Historically, brain tumors have been treated first with surgery. In some instances, patients will undergo radiation therapy after surgery to reduce the risk of tumor progression. However, in many cases, surgery isn't possible because of the location of the tumor. With advances in radiation therapy and radiosurgery, patients now have options to have their tumors treated with radiation instead of undergoing an invasive surgery.

With radiation therapy, or radiotherapy, the whole brain may be given radiation, or only a limited area. Some patients may be eligible for radiosurgery, which is delivered with higher doses, typically in one to five treatment sessions. Some patients can be treated with radiotherapy first, and then radiosurgery, or either one alone.

Brain tumors

Radiation therapy treatment techniques

There are two primary radiation therapy treatment techniques for brain tumors:

Brain tumors

Possible side effects

Side effects are cumulative, which means they can develop over several weeks or months as the body responds to radiation. You can ask your radiation oncologist what you might expect from your specific treatment. Every patient’s treatment is different, but these are some common side effects of brain tumor radiation therapy:

  • Fatigue
  • Hair loss and scalp irritation
  • Muffled hearing
  • Vision changes
  • Short-term memory loss
  • Difficulty thinking

Brain tumors

Your EBRT treatment journey

When it comes to preparing for your brain tumor treatment, knowledge is power. That includes knowing what to expect during your treatment journey so you can move forward one informed and empowered step at a time. Here is a brief outline of what you can expect during external beam radiation treatment. The details of some steps may differ, depending on your particular case.

Step 1: Consultation

First, you'll meet with your radiation oncologist to discuss what type of radiation treatment options are recommended for your specific case, and make a decision together about your treatment.

Step 2: Simulation

As part of your treatment planning, the exact area of the tumor must first be determined. This is usually done using a CT scan, short for computed tomography, providing a detailed 3-D image of the treatment area using x-rays. Sometimes temporary skin marks or even tiny tattoos (about the size of a freckle) are made on your body to help the radiation therapist position you correctly each day for treatment.

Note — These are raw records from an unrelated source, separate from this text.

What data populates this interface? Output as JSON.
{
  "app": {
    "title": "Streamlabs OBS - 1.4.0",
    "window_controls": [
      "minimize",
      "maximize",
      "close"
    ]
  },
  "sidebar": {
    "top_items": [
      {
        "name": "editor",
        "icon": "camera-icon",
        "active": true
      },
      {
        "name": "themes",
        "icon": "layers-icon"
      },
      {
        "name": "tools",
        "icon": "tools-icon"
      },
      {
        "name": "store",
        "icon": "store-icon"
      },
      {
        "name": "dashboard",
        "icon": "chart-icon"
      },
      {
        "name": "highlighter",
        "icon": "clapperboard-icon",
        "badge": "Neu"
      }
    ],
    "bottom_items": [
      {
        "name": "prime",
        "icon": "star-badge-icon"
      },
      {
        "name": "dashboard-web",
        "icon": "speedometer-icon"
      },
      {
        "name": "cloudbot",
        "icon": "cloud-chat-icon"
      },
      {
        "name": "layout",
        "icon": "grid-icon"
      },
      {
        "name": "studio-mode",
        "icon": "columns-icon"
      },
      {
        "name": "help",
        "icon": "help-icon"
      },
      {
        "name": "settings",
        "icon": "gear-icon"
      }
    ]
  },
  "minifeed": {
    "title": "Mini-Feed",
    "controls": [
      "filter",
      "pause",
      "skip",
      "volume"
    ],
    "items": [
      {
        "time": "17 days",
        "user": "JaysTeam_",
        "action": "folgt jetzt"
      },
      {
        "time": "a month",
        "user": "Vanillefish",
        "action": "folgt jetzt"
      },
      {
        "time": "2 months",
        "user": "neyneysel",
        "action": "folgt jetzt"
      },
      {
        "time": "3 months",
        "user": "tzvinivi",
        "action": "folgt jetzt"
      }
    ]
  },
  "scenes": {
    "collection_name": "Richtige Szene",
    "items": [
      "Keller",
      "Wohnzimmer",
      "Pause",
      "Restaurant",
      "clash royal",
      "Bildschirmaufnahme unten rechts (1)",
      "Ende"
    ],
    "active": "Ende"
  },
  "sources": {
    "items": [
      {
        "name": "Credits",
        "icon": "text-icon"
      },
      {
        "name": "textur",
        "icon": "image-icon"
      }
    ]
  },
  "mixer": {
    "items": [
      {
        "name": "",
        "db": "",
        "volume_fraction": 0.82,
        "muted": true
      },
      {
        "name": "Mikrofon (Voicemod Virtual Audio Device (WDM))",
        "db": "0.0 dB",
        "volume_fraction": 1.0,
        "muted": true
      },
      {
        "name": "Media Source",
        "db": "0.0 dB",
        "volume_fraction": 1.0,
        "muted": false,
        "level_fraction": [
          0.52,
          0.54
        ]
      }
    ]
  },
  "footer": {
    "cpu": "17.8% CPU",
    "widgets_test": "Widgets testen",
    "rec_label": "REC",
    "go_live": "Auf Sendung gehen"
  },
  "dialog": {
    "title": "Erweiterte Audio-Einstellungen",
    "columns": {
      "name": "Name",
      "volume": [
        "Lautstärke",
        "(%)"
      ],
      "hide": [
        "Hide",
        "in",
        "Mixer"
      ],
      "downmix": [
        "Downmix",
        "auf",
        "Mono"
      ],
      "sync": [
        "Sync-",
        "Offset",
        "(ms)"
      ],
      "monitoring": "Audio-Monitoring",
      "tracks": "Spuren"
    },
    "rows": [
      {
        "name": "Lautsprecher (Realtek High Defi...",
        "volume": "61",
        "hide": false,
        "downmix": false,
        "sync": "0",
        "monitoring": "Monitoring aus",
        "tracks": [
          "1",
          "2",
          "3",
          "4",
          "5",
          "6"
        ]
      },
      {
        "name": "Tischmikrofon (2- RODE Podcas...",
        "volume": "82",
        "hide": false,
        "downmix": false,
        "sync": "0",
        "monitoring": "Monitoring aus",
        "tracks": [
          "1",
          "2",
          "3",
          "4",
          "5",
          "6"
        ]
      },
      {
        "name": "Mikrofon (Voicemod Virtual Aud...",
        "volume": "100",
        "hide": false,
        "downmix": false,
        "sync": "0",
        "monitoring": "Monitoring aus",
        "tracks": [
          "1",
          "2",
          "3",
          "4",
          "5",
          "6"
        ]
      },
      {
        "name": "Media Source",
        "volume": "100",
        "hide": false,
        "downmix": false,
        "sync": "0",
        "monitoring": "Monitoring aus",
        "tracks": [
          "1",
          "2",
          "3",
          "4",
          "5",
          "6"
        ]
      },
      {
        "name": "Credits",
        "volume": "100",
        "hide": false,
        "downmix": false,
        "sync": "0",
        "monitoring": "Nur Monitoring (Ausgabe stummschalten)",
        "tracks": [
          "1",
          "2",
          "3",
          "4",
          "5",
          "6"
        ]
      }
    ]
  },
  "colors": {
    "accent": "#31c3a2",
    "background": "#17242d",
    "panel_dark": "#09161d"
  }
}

For brain tumors, it is very important that you are correctly positioned for treatment. To that end, an immobilization device or customized face mask may be used to help keep your head still while you are lying on the treatment couch.

Step 3: Treatment planning

After simulation is complete, your radiation oncologist will develop your personalized treatment plan, taking into account the location and type of cancer you have, your medical history, lab tests, and other factors—all to determine your best course of treatment.Typical treatment with radiation therapy will require you to come for treatment five days a week.

Step 4: Positioning for treatment

On your treatment days, your radiation therapist will position you on the radiation machine’s treatment couch. The couch will be adjusted so the radiation laser targets the small mark that was put on your skin during your simulation, ensuring you are properly aligned for treatment. If a face mask or other device was created for you during the imaging process, it will be placed on you or under you at this time.

Step 5: Start of treatment

The radiation is delivered by a machine called a linear accelerator, or linac. Most linacs have a gantry, which will move around you to deliver the radiation. You won't see, hear, feel, or smell the beam. Treatment sessions usually take approximately 15 minutes. Your first treatment session may be a little longer.

Step 6: Post-treatment and follow-up care

Every patient is different, but most patients can continue daily activities during treatment, despite side effects. After your final treatment, your radiation oncologist will schedule periodic follow-up appointments to monitor your progress and the results of your treatment.

Brain tumors

Helpful resources for brain tumors

Questions to ask

Some important things you may want to find out from your doctor before undergoing treatment for brain tumors.